TransUnion was founded in 1968 the parent company of a railroad leasing organization. Just a year later, they acquired the Credit Bureau of Cook County. As early adopters of technology, they created an online information system and retrieval data processing system to help assist with tracking and maintaining consumer information.
Experian, previously known as TRW Information Systems and Services, Inc., has its roots in the 1800s, when various organizations were beginning to share information about customers who had failed to pay their debts.
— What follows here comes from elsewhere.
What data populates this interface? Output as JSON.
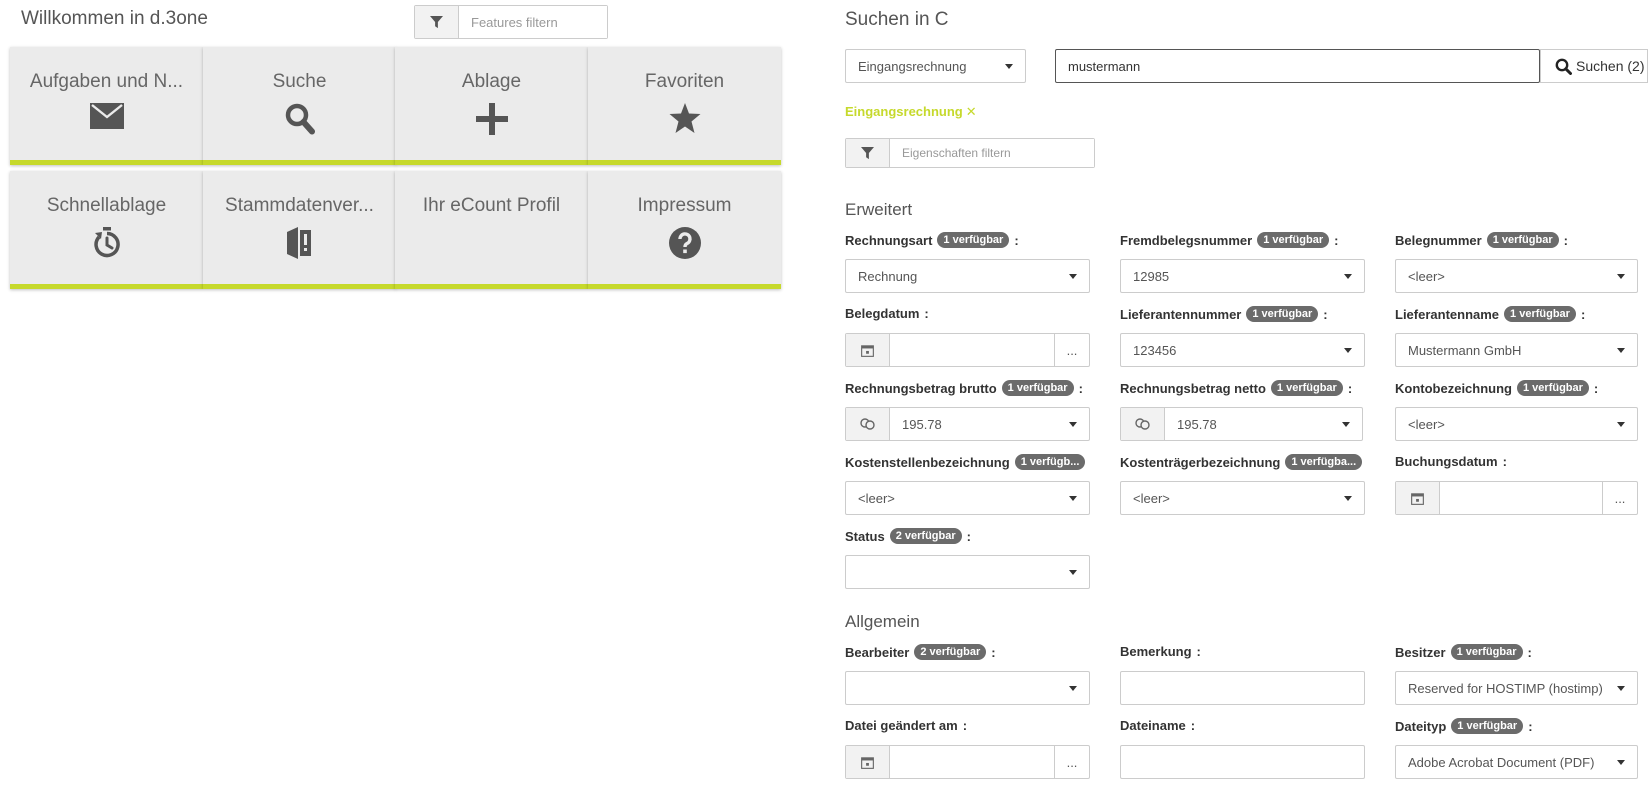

In 1968, the company acquired a company called Credit Data, making TRW one of the five largest credit agencies in the U.S. In 1996, after a reorganization, Experian as we know it was born.
The impact of credit scoring on consumer lending
Given that the purpose of the FICO credit score was the creation of a more fair system, was that goal achieved?
There’s no doubt that the standardized, objective approach to credit scores has given many people access to lending, but the credit score is far from perfect.
Some things you can’t explain to an algorithm, such as a job loss that caused you to have difficulty paying your credit card bill.
“Because credit decisions are automated, instead of talking to an individual, you’re dealing with data in a credit bureau that you don’t necessarily have access to” Lauer says. “ A system that seems democratic and objective can be individually unfair and sometimes cruel.”
The credit invisibles and credit unscorables
Even with the rise of credit bureaus and credit scores, many people still don’t have access to borrowing or don’t have enough information for a credit file.
It’s estimated that 26 million Americans are “credit invisible,” meaning that they don't have a credit history with one of the major credit bureaus. Another 19 million Americans are “credit unscorable,” meaning they have few or no accounts within their credit file or don’t have any recent credit history.
Even if an individual is an excellent money manager, lacking a credit score can impact the cost of borrowing or even shut them out of borrowing altogether.
A FICO score is probably a more impartial way to handle credit approval than just having a credit manager make subjective judgments about potential applicants. But algorithms can make mistakes and show discriminatory biases. For example, some algorithms reinforce racial disparities. While the scores themselves may not be discriminatory, credit inequalities have been shown to further the racial wealth gap.
“On average, black Americans have lower credit scores than white Americans, which is evidence of what is embedded in society is reflected in the data” Lauer says.
According to a 2020 report by The Urban Institute, FICO scores for Black borrowers were 125 points less than those for white borrowers in 2018. During that year, Black consumers were also more likely than white consumers to not have a credit record.
The Bottom Line
Because of the FICO credit score, credit applications are processed cheaply and quickly. The credit scoring model has also led to changes in the way credit is priced. The existence of the credit score has created a wider range of interest rates, where risky borrowers end up paying more interest and safe borrowers pay less.
Credit scores have changed significantly since they were introduced. There is still much to be done to improve the system and give everyone access to credit.
Knowing the information that is on your report can help you understand what lenders see when they determine your creditworthiness. If you’re curious about what’s on your credit report, you can obtain a free copy of reports from the three major credit bureaus at AnnualCreditReport.com. Because of the Fair Credit Reporting Act, consumers are entitled to see their report for free yearly.